A person just released a sort of index of CSS terminology so that new coders as well as others can take a look at it and understand what the abbreviations and other codes mean. This person wanted the programming community to take a look at it and see if they thought it would be helpful. It is a regular thing for coders to create resources and make them available for others. This generosity is typically reciprocated, allowing everyone to learn over time.
One person noted that in the mobile environment, the text or document was cut off. This is a key part of making a website or web page in modern times. The site's layout and architecture has to be responsive to the device that the consumer uses to access it. A vast majority of consumers in the United States use a mobile device, usually a smartphone, for their internet browsing. If a document or website does not display well in the mobile environment, people will quickly navigate away from it and go to a site that does display well. The first thing that this coder needs to do is make the site responsive.

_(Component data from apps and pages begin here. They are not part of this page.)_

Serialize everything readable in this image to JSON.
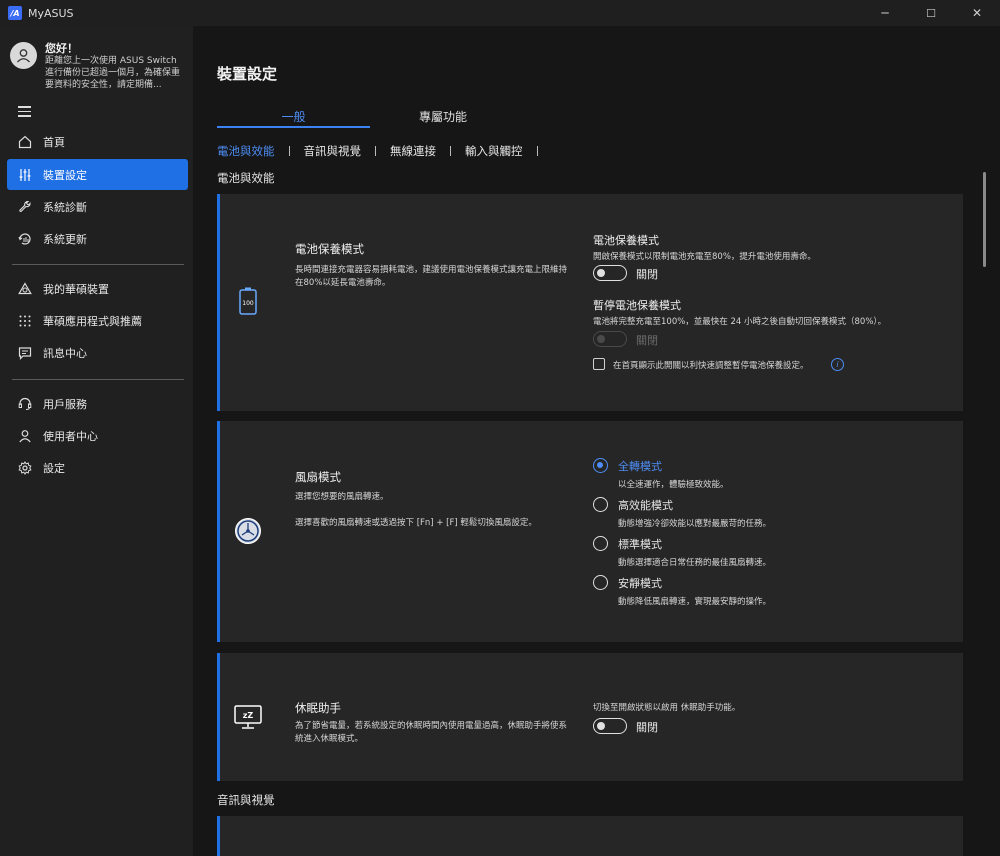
{
  "app": {
    "logo_text": "/A",
    "title": "MyASUS",
    "controls": {
      "minimize": "─",
      "maximize": "☐",
      "close": "✕"
    }
  },
  "sidebar": {
    "greeting": "您好！",
    "message": "距離您上一次使用 ASUS Switch 進行備份已超過一個月，為確保重要資料的安全性，請定期備...",
    "items": [
      {
        "label": "首頁",
        "icon": "home-icon"
      },
      {
        "label": "裝置設定",
        "icon": "sliders-icon",
        "active": true
      },
      {
        "label": "系統診斷",
        "icon": "wrench-icon"
      },
      {
        "label": "系統更新",
        "icon": "update-icon"
      },
      {
        "label": "我的華碩裝置",
        "icon": "devices-icon"
      },
      {
        "label": "華碩應用程式與推薦",
        "icon": "apps-grid-icon"
      },
      {
        "label": "訊息中心",
        "icon": "message-icon"
      },
      {
        "label": "用戶服務",
        "icon": "headset-icon"
      },
      {
        "label": "使用者中心",
        "icon": "user-icon"
      },
      {
        "label": "設定",
        "icon": "gear-icon"
      }
    ]
  },
  "main": {
    "title": "裝置設定",
    "tabs": [
      {
        "label": "一般",
        "active": true
      },
      {
        "label": "專屬功能"
      }
    ],
    "subnav": [
      "電池與效能",
      "音訊與視覺",
      "無線連接",
      "輸入與觸控"
    ],
    "section1": "電池與效能",
    "section2": "音訊與視覺",
    "battery": {
      "title": "電池保養模式",
      "desc": "長時間連接充電器容易損耗電池，建議使用電池保養模式讓充電上限維持在80%以延長電池壽命。",
      "icon_text": "100",
      "opt1_title": "電池保養模式",
      "opt1_desc": "開啟保養模式以限制電池充電至80%，提升電池使用壽命。",
      "opt1_state": "關閉",
      "opt2_title": "暫停電池保養模式",
      "opt2_desc": "電池將完整充電至100%，並最快在 24 小時之後自動切回保養模式（80%）。",
      "opt2_state": "關閉",
      "checkbox_label": "在首頁顯示此開關以利快速調整暫停電池保養設定。",
      "info": "i"
    },
    "fan": {
      "title": "風扇模式",
      "desc1": "選擇您想要的風扇轉速。",
      "desc2": "選擇喜歡的風扇轉速或透過按下 [Fn] + [F] 輕鬆切換風扇設定。",
      "options": [
        {
          "label": "全轉模式",
          "desc": "以全速運作，體驗極致效能。",
          "checked": true
        },
        {
          "label": "高效能模式",
          "desc": "動態增強冷卻效能以應對最嚴苛的任務。"
        },
        {
          "label": "標準模式",
          "desc": "動態選擇適合日常任務的最佳風扇轉速。"
        },
        {
          "label": "安靜模式",
          "desc": "動態降低風扇轉速，實現最安靜的操作。"
        }
      ]
    },
    "sleep": {
      "title": "休眠助手",
      "desc": "為了節省電量，若系統設定的休眠時間內使用電量過高，休眠助手將使系統進入休眠模式。",
      "icon_text": "zZ",
      "opt_desc": "切換至開啟狀態以啟用 休眠助手功能。",
      "state": "關閉"
    }
  },
  "colors": {
    "accent": "#1f6fe5",
    "accent_text": "#4d8df5",
    "sidebar_bg": "#202020",
    "card_bg": "#262626"
  }
}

Another person replied that the document was helpful. They said that some of their past problems could have been solved in five minutes instead of an hour if they had access to this document. Knowing the correct CSS terminology would make it a lot easier to Google a solution to a problem. This person expects to use the CSS terminology guide as a future reference when they need to solve an issue in their programming.

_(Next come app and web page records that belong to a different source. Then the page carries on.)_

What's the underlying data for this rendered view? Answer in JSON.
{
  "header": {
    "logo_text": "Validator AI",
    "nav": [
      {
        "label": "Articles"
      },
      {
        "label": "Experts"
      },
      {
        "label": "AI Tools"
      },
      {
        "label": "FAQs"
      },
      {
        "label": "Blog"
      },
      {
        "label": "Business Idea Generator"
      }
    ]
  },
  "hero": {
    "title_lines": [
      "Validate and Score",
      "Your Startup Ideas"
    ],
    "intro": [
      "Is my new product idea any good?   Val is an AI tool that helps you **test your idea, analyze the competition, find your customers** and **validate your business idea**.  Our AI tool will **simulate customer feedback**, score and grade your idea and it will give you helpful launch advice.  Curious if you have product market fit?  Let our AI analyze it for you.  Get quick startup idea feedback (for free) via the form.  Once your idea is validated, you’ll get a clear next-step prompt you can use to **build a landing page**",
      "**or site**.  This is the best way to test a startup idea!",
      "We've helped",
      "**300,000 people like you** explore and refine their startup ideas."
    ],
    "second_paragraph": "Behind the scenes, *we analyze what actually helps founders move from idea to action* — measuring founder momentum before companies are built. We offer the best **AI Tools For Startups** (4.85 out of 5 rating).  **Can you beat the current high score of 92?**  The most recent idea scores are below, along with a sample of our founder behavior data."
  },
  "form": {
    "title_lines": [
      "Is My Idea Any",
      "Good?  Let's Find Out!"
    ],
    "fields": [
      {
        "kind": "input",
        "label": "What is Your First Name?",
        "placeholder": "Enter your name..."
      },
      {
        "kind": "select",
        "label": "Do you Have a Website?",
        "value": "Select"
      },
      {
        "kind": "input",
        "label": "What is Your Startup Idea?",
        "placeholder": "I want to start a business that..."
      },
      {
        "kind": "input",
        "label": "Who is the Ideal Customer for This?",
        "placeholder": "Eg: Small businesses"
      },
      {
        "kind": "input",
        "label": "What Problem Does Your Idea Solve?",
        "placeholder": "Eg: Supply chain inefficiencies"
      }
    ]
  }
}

Most people commented about the lack of responsive design. They noted the irony in a programmer making a function that does not work on the majority of devices. The person who created this resource is aware of the issue, and they are working to solve it. They hurriedly made this in order to get some feedback. Their plan is to make it 100 percent responsive so that it displays properly in all of the mobile environments that people tend to use. For more information click here https://codepad.co/snippet/css-terminology-in-css.